**** TASK DATA

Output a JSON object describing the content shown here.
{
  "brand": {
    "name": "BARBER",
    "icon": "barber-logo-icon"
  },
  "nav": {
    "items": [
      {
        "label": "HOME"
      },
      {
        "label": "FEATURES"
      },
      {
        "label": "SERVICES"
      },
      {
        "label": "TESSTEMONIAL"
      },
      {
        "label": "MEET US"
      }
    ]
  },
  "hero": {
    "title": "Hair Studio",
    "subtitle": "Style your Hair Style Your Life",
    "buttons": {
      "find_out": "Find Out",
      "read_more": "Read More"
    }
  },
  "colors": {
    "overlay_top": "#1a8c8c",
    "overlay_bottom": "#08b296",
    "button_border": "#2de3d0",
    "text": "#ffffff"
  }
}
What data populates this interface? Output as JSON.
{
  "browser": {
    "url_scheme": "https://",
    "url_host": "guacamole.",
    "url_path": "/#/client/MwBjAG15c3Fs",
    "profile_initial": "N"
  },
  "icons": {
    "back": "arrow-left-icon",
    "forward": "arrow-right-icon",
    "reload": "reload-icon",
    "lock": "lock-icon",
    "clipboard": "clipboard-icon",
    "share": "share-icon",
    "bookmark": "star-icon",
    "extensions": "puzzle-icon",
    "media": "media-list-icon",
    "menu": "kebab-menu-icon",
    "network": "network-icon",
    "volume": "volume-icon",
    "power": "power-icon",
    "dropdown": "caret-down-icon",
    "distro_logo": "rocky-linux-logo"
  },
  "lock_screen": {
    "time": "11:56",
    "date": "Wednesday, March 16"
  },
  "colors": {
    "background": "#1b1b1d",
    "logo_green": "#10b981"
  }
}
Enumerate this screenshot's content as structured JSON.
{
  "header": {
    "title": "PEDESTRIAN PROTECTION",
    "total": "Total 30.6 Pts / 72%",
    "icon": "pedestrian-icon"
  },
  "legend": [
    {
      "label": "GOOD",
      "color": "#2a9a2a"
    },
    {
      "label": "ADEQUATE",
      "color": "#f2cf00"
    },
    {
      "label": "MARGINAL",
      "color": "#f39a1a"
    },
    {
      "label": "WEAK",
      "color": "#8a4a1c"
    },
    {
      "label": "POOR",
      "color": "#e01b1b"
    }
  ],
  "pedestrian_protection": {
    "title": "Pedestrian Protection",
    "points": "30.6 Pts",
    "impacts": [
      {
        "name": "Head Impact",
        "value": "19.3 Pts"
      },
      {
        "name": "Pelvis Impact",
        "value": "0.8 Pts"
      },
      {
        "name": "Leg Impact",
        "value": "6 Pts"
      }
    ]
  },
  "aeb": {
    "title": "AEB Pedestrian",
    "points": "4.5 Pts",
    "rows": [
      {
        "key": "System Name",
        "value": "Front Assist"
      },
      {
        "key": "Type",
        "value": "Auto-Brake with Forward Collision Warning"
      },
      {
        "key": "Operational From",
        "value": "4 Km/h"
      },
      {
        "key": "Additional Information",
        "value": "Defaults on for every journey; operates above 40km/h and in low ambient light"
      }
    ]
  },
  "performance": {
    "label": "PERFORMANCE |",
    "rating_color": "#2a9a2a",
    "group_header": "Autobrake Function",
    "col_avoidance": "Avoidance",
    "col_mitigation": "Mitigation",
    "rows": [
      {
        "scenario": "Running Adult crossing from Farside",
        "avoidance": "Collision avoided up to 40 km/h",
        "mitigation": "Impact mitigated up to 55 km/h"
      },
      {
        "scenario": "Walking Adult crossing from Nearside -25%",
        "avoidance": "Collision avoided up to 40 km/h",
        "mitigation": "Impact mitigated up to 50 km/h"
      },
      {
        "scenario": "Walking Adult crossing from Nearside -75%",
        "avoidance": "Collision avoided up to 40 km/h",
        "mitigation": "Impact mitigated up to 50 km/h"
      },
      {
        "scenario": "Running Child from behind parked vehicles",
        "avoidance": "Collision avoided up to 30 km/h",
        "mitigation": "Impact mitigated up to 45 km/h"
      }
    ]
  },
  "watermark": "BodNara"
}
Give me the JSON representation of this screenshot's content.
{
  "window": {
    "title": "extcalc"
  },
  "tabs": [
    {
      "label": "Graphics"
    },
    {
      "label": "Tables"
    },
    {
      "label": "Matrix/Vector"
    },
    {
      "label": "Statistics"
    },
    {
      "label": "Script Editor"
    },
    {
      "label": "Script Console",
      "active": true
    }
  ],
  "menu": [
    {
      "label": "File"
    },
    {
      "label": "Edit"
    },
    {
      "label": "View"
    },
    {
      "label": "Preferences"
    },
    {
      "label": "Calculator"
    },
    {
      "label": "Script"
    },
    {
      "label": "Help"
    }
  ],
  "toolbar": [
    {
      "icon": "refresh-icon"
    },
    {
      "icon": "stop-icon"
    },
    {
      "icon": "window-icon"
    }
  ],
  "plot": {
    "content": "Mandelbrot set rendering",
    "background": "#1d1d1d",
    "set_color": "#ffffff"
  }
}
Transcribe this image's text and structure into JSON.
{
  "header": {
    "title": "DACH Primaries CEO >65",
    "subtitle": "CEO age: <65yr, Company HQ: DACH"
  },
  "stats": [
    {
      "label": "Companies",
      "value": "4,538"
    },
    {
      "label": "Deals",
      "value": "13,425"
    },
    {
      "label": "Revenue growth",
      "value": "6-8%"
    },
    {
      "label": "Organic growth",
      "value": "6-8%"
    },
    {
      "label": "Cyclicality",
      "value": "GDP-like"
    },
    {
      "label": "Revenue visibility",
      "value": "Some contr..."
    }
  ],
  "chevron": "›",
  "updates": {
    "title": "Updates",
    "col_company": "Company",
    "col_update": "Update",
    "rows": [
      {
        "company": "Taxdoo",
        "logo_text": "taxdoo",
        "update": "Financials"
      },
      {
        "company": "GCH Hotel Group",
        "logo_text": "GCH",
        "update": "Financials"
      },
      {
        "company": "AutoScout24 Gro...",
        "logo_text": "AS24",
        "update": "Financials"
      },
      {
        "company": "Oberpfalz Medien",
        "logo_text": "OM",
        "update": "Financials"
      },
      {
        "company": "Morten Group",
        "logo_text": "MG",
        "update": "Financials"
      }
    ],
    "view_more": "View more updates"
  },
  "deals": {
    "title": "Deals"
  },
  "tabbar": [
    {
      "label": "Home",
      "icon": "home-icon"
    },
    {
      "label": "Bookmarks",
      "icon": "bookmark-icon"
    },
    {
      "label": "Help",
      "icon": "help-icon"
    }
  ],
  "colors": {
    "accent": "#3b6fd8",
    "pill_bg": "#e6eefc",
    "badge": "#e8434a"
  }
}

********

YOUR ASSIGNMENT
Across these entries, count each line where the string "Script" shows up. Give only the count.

TASK OUTPUT
3